Work instructions: Beginning with the line containing "Serialize everything readable" and ending with the last line, repeat the records exactly.

Data section:
▬▬▬

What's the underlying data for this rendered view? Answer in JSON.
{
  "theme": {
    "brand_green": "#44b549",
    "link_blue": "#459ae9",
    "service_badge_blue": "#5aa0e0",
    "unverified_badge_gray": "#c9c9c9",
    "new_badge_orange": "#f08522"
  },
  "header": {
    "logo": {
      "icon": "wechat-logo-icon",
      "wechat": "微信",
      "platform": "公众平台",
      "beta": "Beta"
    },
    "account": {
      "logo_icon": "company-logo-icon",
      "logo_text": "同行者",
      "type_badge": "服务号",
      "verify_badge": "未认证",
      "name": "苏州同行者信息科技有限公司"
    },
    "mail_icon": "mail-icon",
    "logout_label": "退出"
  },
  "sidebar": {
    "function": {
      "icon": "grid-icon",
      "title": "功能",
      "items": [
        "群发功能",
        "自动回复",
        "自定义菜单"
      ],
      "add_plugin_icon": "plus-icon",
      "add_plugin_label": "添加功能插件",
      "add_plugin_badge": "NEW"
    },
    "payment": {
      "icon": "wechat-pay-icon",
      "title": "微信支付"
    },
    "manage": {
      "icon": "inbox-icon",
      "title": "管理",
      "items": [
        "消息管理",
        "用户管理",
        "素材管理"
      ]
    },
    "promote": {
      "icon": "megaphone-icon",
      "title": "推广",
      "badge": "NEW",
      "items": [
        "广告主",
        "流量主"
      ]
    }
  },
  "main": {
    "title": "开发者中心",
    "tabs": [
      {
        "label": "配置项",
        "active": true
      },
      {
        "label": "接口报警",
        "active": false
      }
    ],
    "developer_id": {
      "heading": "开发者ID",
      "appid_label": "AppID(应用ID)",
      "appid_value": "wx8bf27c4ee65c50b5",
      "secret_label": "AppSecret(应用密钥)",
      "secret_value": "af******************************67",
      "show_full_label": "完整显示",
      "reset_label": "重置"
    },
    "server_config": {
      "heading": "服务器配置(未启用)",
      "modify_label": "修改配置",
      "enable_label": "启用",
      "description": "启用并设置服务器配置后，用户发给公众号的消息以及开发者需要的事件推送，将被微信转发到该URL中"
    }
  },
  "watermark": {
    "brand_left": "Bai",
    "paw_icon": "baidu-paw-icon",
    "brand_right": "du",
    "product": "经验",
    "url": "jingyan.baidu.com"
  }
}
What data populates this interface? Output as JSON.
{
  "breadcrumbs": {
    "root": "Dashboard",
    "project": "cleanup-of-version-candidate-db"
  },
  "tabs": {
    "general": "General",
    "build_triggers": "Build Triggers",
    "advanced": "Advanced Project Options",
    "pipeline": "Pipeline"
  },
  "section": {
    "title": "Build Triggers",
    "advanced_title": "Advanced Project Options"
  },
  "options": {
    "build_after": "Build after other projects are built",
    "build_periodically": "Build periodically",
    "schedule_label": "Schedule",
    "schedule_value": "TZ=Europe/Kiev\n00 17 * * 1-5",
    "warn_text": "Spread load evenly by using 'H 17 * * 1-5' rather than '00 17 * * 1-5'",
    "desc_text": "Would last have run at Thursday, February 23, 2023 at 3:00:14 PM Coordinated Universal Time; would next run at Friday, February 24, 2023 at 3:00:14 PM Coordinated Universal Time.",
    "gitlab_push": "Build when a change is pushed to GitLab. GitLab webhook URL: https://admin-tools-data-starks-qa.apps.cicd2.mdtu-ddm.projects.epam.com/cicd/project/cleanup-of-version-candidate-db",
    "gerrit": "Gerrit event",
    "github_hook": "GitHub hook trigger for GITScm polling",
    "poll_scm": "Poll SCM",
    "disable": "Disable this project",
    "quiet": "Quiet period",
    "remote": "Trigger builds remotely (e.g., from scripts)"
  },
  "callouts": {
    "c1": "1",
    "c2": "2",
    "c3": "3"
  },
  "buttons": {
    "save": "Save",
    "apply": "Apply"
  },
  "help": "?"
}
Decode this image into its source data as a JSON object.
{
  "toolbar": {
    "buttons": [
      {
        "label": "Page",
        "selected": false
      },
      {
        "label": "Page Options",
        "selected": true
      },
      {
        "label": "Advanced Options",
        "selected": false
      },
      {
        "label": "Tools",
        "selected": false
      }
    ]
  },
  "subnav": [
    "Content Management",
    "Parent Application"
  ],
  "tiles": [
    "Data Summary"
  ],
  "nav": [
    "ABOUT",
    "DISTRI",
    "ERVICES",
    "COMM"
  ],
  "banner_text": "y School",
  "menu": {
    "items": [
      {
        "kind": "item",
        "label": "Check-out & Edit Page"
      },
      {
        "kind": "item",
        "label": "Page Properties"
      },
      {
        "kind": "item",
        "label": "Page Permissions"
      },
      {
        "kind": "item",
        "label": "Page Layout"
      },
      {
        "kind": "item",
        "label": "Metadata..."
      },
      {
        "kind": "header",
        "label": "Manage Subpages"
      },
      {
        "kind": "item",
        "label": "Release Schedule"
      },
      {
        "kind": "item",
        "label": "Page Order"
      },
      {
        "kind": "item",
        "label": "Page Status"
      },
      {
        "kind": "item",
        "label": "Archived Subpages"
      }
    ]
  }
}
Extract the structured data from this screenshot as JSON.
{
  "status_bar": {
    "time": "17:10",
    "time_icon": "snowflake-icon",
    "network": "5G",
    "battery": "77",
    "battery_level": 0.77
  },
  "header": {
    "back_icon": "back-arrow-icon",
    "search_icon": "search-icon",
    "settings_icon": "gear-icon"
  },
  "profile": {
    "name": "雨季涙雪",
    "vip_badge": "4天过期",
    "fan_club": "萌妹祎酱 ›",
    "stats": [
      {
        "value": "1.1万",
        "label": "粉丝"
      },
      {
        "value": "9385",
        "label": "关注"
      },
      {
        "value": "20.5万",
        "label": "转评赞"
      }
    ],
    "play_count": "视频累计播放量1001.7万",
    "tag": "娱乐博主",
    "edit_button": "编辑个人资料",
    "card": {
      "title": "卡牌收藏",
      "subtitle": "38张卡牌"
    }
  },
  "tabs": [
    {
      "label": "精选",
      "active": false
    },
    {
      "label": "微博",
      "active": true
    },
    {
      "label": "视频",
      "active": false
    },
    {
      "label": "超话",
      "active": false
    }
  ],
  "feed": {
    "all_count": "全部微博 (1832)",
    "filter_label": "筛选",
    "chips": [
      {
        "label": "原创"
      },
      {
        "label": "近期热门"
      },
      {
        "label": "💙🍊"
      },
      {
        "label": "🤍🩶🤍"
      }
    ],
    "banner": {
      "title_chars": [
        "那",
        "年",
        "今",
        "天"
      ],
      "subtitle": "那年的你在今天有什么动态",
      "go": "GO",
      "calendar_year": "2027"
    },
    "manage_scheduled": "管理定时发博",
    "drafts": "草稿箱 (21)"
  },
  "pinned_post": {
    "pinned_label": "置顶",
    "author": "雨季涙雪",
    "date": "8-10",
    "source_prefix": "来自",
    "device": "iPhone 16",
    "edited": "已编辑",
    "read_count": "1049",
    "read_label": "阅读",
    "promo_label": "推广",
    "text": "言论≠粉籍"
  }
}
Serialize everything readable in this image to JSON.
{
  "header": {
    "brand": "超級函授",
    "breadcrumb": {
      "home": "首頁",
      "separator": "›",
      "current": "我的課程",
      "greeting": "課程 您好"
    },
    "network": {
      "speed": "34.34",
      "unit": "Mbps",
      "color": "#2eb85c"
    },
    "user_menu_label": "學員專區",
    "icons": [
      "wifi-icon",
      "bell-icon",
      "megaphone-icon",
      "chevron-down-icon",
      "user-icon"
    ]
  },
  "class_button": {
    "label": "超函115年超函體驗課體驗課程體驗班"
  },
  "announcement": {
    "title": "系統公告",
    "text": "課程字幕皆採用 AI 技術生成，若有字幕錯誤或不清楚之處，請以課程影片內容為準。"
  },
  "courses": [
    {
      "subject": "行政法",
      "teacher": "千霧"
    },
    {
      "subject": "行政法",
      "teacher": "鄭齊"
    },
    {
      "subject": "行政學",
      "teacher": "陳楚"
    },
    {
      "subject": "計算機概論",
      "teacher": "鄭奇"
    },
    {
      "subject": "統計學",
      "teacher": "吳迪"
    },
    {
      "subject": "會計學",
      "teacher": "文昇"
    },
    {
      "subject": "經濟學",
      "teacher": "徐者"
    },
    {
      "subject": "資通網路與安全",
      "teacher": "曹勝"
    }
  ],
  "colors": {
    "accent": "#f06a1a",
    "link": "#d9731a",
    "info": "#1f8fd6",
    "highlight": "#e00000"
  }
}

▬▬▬

Task result:
Serialize everything readable in this image to JSON.
{
  "header": {
    "brand": "超級函授",
    "breadcrumb": {
      "home": "首頁",
      "separator": "›",
      "current": "我的課程",
      "greeting": "課程 您好"
    },
    "network": {
      "speed": "34.34",
      "unit": "Mbps",
      "color": "#2eb85c"
    },
    "user_menu_label": "學員專區",
    "icons": [
      "wifi-icon",
      "bell-icon",
      "megaphone-icon",
      "chevron-down-icon",
      "user-icon"
    ]
  },
  "class_button": {
    "label": "超函115年超函體驗課體驗課程體驗班"
  },
  "announcement": {
    "title": "系統公告",
    "text": "課程字幕皆採用 AI 技術生成，若有字幕錯誤或不清楚之處，請以課程影片內容為準。"
  },
  "courses": [
    {
      "subject": "行政法",
      "teacher": "千霧"
    },
    {
      "subject": "行政法",
      "teacher": "鄭齊"
    },
    {
      "subject": "行政學",
      "teacher": "陳楚"
    },
    {
      "subject": "計算機概論",
      "teacher": "鄭奇"
    },
    {
      "subject": "統計學",
      "teacher": "吳迪"
    },
    {
      "subject": "會計學",
      "teacher": "文昇"
    },
    {
      "subject": "經濟學",
      "teacher": "徐者"
    },
    {
      "subject": "資通網路與安全",
      "teacher": "曹勝"
    }
  ],
  "colors": {
    "accent": "#f06a1a",
    "link": "#d9731a",
    "info": "#1f8fd6",
    "highlight": "#e00000"
  }
}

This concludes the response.